Exercise prompt »
Every line containing "JSON" should be copied out. Go through the entries and find them.

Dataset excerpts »
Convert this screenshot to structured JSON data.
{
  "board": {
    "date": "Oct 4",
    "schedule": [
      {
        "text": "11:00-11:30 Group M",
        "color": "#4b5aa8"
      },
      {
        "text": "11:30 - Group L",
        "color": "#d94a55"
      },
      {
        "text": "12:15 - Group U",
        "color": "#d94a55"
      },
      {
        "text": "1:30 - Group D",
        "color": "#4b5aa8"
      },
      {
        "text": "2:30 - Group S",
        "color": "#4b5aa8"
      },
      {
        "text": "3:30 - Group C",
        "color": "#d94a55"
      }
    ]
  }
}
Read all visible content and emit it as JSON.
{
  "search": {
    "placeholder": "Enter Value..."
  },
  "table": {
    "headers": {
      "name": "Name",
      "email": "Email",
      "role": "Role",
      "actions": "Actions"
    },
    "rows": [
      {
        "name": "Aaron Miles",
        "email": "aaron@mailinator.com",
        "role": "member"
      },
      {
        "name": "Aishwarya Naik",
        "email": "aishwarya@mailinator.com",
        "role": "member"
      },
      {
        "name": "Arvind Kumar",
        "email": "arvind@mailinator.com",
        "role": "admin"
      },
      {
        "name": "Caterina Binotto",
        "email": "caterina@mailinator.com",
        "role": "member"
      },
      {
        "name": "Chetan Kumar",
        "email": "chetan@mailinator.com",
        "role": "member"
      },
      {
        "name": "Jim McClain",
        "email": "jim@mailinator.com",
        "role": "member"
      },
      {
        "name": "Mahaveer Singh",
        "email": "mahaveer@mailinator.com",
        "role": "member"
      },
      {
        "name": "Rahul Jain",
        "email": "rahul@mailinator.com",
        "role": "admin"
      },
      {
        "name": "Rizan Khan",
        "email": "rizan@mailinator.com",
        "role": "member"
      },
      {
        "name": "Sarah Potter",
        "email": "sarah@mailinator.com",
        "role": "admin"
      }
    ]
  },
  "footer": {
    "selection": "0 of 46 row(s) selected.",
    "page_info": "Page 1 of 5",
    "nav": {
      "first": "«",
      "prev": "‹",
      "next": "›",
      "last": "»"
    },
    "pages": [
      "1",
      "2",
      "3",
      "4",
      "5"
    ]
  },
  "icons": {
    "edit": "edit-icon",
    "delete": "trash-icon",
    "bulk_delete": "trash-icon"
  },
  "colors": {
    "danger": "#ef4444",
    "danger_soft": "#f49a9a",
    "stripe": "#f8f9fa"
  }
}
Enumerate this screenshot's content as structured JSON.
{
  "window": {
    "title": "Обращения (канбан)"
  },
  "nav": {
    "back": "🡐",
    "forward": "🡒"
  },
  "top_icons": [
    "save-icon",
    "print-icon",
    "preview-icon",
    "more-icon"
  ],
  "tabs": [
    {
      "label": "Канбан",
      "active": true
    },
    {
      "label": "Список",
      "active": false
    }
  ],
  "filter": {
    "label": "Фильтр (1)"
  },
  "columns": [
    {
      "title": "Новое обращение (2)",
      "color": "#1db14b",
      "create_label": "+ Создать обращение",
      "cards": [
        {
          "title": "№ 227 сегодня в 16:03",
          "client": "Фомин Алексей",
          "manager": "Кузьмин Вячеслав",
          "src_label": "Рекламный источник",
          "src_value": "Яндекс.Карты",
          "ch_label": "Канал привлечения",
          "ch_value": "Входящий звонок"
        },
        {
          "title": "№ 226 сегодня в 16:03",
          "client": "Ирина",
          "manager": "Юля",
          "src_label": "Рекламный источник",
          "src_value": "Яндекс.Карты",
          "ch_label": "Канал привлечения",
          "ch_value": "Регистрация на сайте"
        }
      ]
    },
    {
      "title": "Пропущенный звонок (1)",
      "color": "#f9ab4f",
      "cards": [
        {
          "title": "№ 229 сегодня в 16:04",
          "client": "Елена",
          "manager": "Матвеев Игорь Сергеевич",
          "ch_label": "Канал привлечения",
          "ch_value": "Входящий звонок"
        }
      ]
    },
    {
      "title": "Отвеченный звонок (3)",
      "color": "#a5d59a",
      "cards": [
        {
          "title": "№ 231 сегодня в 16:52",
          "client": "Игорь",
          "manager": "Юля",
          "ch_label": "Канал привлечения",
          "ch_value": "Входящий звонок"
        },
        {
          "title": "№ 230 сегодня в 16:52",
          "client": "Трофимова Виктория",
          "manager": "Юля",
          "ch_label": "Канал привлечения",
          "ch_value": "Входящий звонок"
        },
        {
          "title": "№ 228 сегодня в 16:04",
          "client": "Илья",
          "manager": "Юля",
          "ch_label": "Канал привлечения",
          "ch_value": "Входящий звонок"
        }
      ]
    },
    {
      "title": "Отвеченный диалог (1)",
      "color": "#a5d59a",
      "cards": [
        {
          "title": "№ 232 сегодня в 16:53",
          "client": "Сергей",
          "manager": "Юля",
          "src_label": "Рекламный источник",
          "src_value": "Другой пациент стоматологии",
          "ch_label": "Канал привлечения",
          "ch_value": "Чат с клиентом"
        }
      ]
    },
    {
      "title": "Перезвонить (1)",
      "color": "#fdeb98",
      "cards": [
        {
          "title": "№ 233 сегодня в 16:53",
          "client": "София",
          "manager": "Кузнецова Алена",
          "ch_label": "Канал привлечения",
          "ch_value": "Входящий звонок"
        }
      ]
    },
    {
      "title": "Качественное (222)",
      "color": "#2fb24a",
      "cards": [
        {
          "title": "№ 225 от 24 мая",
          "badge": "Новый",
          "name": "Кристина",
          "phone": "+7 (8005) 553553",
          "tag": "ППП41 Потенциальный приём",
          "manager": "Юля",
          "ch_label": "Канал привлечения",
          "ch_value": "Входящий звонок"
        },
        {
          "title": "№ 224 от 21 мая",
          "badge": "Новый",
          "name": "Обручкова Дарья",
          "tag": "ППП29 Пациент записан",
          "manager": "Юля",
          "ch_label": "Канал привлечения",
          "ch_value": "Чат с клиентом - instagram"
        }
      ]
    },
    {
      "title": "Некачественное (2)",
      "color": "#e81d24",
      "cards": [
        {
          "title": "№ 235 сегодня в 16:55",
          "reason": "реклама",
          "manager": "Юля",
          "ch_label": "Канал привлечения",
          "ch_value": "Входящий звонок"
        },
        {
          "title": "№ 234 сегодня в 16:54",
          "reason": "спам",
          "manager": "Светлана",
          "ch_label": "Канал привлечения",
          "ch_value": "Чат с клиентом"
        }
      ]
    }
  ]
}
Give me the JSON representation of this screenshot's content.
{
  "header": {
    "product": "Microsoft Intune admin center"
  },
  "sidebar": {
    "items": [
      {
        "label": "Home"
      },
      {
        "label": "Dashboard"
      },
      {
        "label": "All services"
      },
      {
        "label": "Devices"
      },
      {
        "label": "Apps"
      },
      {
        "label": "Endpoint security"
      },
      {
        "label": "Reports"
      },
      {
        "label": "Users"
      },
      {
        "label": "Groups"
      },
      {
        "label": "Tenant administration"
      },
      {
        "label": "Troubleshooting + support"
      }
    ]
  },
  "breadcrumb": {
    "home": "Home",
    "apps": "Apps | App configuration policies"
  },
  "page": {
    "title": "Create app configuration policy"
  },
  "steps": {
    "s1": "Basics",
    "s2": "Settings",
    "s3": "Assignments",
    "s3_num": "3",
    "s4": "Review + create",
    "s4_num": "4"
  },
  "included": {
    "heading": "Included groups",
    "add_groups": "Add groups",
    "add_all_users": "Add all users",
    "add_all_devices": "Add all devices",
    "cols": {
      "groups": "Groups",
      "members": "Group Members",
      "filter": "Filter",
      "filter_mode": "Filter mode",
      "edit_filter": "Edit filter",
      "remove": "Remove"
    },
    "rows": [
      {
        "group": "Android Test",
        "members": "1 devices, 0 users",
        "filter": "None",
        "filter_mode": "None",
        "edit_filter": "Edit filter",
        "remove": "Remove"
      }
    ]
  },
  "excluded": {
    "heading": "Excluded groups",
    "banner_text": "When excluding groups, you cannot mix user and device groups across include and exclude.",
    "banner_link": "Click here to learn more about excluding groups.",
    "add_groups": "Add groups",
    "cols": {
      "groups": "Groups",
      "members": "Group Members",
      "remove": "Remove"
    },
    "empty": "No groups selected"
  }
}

Result for this exercise »
Convert this screenshot to structured JSON data.
Read all visible content and emit it as JSON.
Enumerate this screenshot's content as structured JSON.
Give me the JSON representation of this screenshot's content.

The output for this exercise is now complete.